I’ve wanted to read this book since it came out on a list for “books to look forward to most in 2016”. The story sounded intriguing and I loved the cover, but I didn’t get around to reading it until recently, but it was well worth the wait.
Here’s what it’s about:
“World War II is drawing to a close in East Prussia and thousands of refugees are on a desperate trek toward freedom, many with something to hide. Among them are Joana, Emilia, and Florian, whose paths converge en route to the ship that promises salvation, the Wilhelm Gustloff. Forced by circumstance to unite, the three find their strength, courage, and trust in each other tested with each step closer to safety.
Just when it seems freedom is within their grasp, tragedy strikes. Not country, nor culture, nor status matter as all ten thousand people—adults and children alike—aboard must fight for the same thing: survival.
Told in alternating points of view and perfect for fans of Anthony Doerr’s Pulitzer Prize-winning All the Light We Cannot See, Erik Larson’s Dead Wake, and Elizabeth Wein’s Printz Honor Book Code Name Verity, this masterful work of historical fiction is inspired by the real-life tragedy that was the sinking of the Wilhelm Gustloff—the greatest maritime disaster in history. As she did in Between Shades of Gray, Ruta Sepetys unearths a shockingly little-known casualty of a gruesome war, and proves that humanity and love can prevail, even in the darkest of hours.”

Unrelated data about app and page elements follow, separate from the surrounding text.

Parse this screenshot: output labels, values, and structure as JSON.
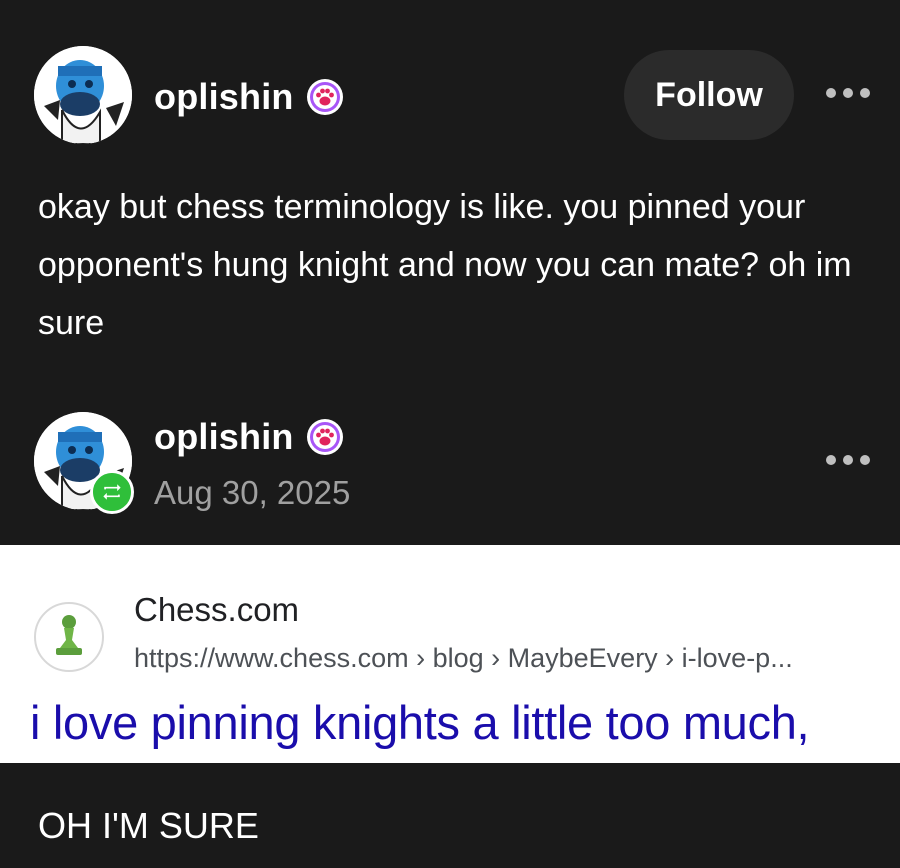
{
  "post": {
    "author": "oplishin",
    "follow_label": "Follow",
    "text": "okay but chess terminology is like. you pinned your opponent's hung knight and now you can mate? oh im sure"
  },
  "reblog": {
    "author": "oplishin",
    "date": "Aug 30, 2025"
  },
  "search_result": {
    "site_name": "Chess.com",
    "url": "https://www.chess.com › blog › MaybeEvery › i-love-p...",
    "title": "i love pinning knights a little too much,"
  },
  "caption": "OH I'M SURE",
  "colors": {
    "background": "#1a1a1a",
    "follow_button": "#2b2b2b",
    "link_title": "#1a0dab",
    "reblog_green": "#2fbf3a",
    "badge_purple": "#a855f7"
  }
}
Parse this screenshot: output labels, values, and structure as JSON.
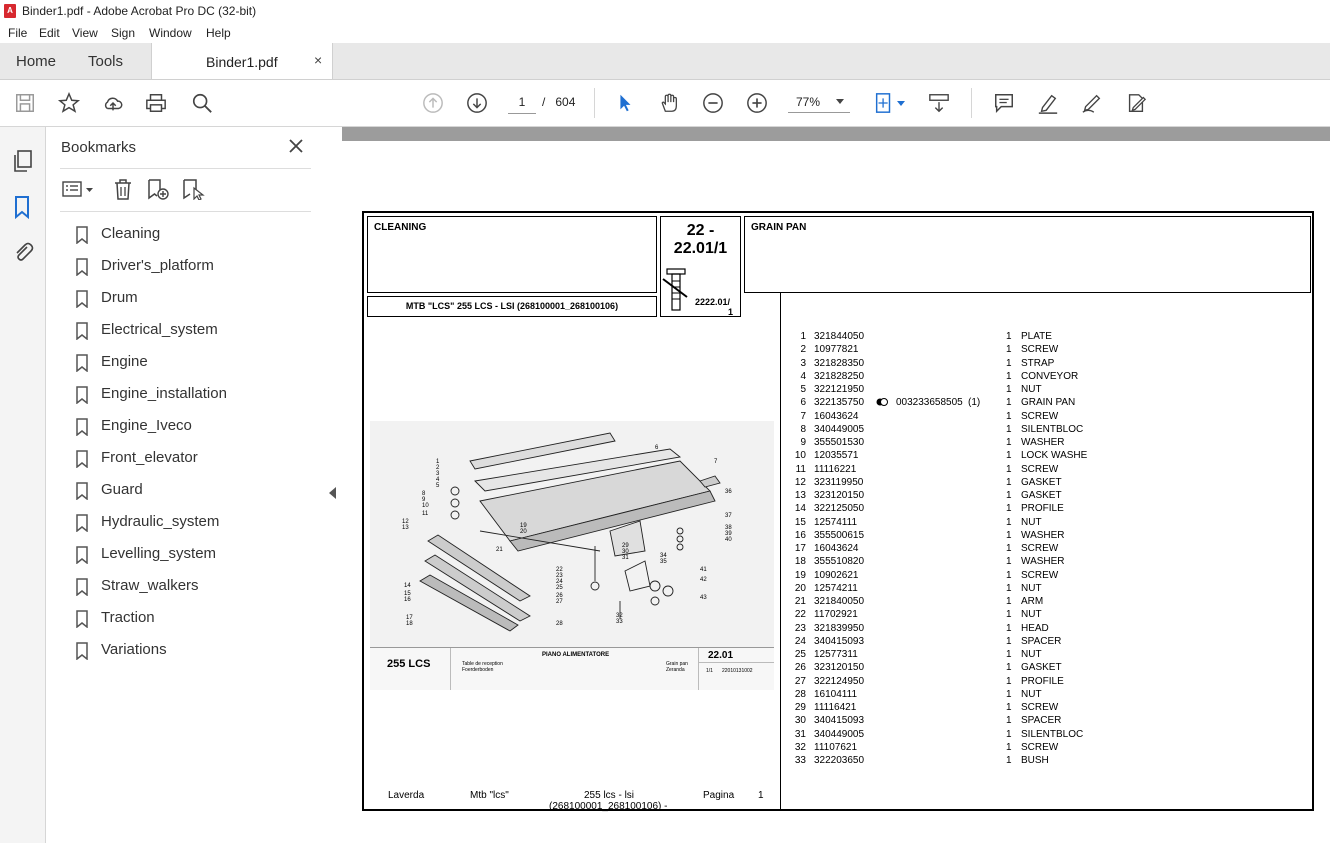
{
  "window": {
    "title": "Binder1.pdf - Adobe Acrobat Pro DC (32-bit)",
    "app_icon": "pdf-icon"
  },
  "menu": [
    "File",
    "Edit",
    "View",
    "Sign",
    "Window",
    "Help"
  ],
  "tabs": {
    "home": "Home",
    "tools": "Tools",
    "document": "Binder1.pdf",
    "close": "×"
  },
  "toolbar": {
    "page_current": "1",
    "page_sep": "/",
    "page_total": "604",
    "zoom": "77%"
  },
  "bookmarks": {
    "title": "Bookmarks",
    "items": [
      "Cleaning",
      "Driver's_platform",
      "Drum",
      "Electrical_system",
      "Engine",
      "Engine_installation",
      "Engine_Iveco",
      "Front_elevator",
      "Guard",
      "Hydraulic_system",
      "Levelling_system",
      "Straw_walkers",
      "Traction",
      "Variations"
    ]
  },
  "pdf": {
    "section": "CLEANING",
    "code_top": "22 -",
    "code_bottom": "22.01/1",
    "ref": "2222.01/",
    "ref2": "1",
    "group": "GRAIN PAN",
    "model": "MTB \"LCS\" 255 LCS - LSI (268100001_268100106)",
    "diagram_model": "255 LCS",
    "diagram_title": "PIANO ALIMENTATORE",
    "diagram_code": "22.01",
    "diagram_sub_left1": "Table de reception",
    "diagram_sub_left2": "Foerderboden",
    "diagram_sub_right1": "Grain pan",
    "diagram_sub_right2": "Zeranda",
    "diagram_page": "1/1",
    "diagram_num": "22010131002",
    "footer": {
      "brand": "Laverda",
      "mtb": "Mtb \"lcs\"",
      "model": "255 lcs - lsi",
      "range": "(268100001_268100106) -",
      "pagina": "Pagina",
      "page": "1"
    },
    "parts": [
      {
        "n": "1",
        "code": "321844050",
        "q": "1",
        "desc": "PLATE"
      },
      {
        "n": "2",
        "code": "10977821",
        "q": "1",
        "desc": "SCREW"
      },
      {
        "n": "3",
        "code": "321828350",
        "q": "1",
        "desc": "STRAP"
      },
      {
        "n": "4",
        "code": "321828250",
        "q": "1",
        "desc": "CONVEYOR"
      },
      {
        "n": "5",
        "code": "322121950",
        "q": "1",
        "desc": "NUT"
      },
      {
        "n": "6",
        "code": "322135750",
        "q": "1",
        "desc": "GRAIN PAN",
        "alt": "003233658505",
        "alt_q": "(1)"
      },
      {
        "n": "7",
        "code": "16043624",
        "q": "1",
        "desc": "SCREW"
      },
      {
        "n": "8",
        "code": "340449005",
        "q": "1",
        "desc": "SILENTBLOC"
      },
      {
        "n": "9",
        "code": "355501530",
        "q": "1",
        "desc": "WASHER"
      },
      {
        "n": "10",
        "code": "12035571",
        "q": "1",
        "desc": "LOCK WASHE"
      },
      {
        "n": "11",
        "code": "11116221",
        "q": "1",
        "desc": "SCREW"
      },
      {
        "n": "12",
        "code": "323119950",
        "q": "1",
        "desc": "GASKET"
      },
      {
        "n": "13",
        "code": "323120150",
        "q": "1",
        "desc": "GASKET"
      },
      {
        "n": "14",
        "code": "322125050",
        "q": "1",
        "desc": "PROFILE"
      },
      {
        "n": "15",
        "code": "12574111",
        "q": "1",
        "desc": "NUT"
      },
      {
        "n": "16",
        "code": "355500615",
        "q": "1",
        "desc": "WASHER"
      },
      {
        "n": "17",
        "code": "16043624",
        "q": "1",
        "desc": "SCREW"
      },
      {
        "n": "18",
        "code": "355510820",
        "q": "1",
        "desc": "WASHER"
      },
      {
        "n": "19",
        "code": "10902621",
        "q": "1",
        "desc": "SCREW"
      },
      {
        "n": "20",
        "code": "12574211",
        "q": "1",
        "desc": "NUT"
      },
      {
        "n": "21",
        "code": "321840050",
        "q": "1",
        "desc": "ARM"
      },
      {
        "n": "22",
        "code": "11702921",
        "q": "1",
        "desc": "NUT"
      },
      {
        "n": "23",
        "code": "321839950",
        "q": "1",
        "desc": "HEAD"
      },
      {
        "n": "24",
        "code": "340415093",
        "q": "1",
        "desc": "SPACER"
      },
      {
        "n": "25",
        "code": "12577311",
        "q": "1",
        "desc": "NUT"
      },
      {
        "n": "26",
        "code": "323120150",
        "q": "1",
        "desc": "GASKET"
      },
      {
        "n": "27",
        "code": "322124950",
        "q": "1",
        "desc": "PROFILE"
      },
      {
        "n": "28",
        "code": "16104111",
        "q": "1",
        "desc": "NUT"
      },
      {
        "n": "29",
        "code": "11116421",
        "q": "1",
        "desc": "SCREW"
      },
      {
        "n": "30",
        "code": "340415093",
        "q": "1",
        "desc": "SPACER"
      },
      {
        "n": "31",
        "code": "340449005",
        "q": "1",
        "desc": "SILENTBLOC"
      },
      {
        "n": "32",
        "code": "11107621",
        "q": "1",
        "desc": "SCREW"
      },
      {
        "n": "33",
        "code": "322203650",
        "q": "1",
        "desc": "BUSH"
      }
    ]
  }
}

5/5 stars. This was a brutally honest, emotionally gripping, and informative in the best ways. I really appreciated the short chapters and the fast pace to the book as well as the overall unpredictability, especially given we know the ship sinks. Sepetys is excellent at creating characters who are easy to root for and who have both clear motivations and realistic responses to the (equally well-crafted) plot and setting. The cover is as haunting and beautiful as the text it contains.
The whole story was the right balance of suspenseful- enough so it was hard to put down but not too much so it was painful to read or utterly hopeless.
Sepetys also excelled at characterization. I loved the truthfulness in the shoe maker’s comments and how this also helped characterize the others. Furthermore, it was impressive that all four characters could have distinct personalities given the story switches so much (but thankfully is still easy to follow).
While I appreciated the fact that Joana, Florian, and the baby survive, it did seem a little unrealistic, but I suppose this is better than utterly depressing. I’m glad we got to see Alfred’s side of the story, especially since it helps shed light on his motives. Also, most books focus on the persecuted, so I appreciated getting both perspectives. I’m relieved Alfred didn’t hurt Emilia or survive when she didn’t (although I was initially confused as to her fate, so this could have been made clearer). Additionally, I’m glad we didn’t know the backstory to her pregnancy until later. The way she coped with it seemed accurate in a way that made it more relatable, powerful, and sickening.
Speaking of book reviews, if you’ve read my book INSOMNUS, please leave a review on Amazon or Goodreads. (I still have free bookmarks I’d love to give you if you do).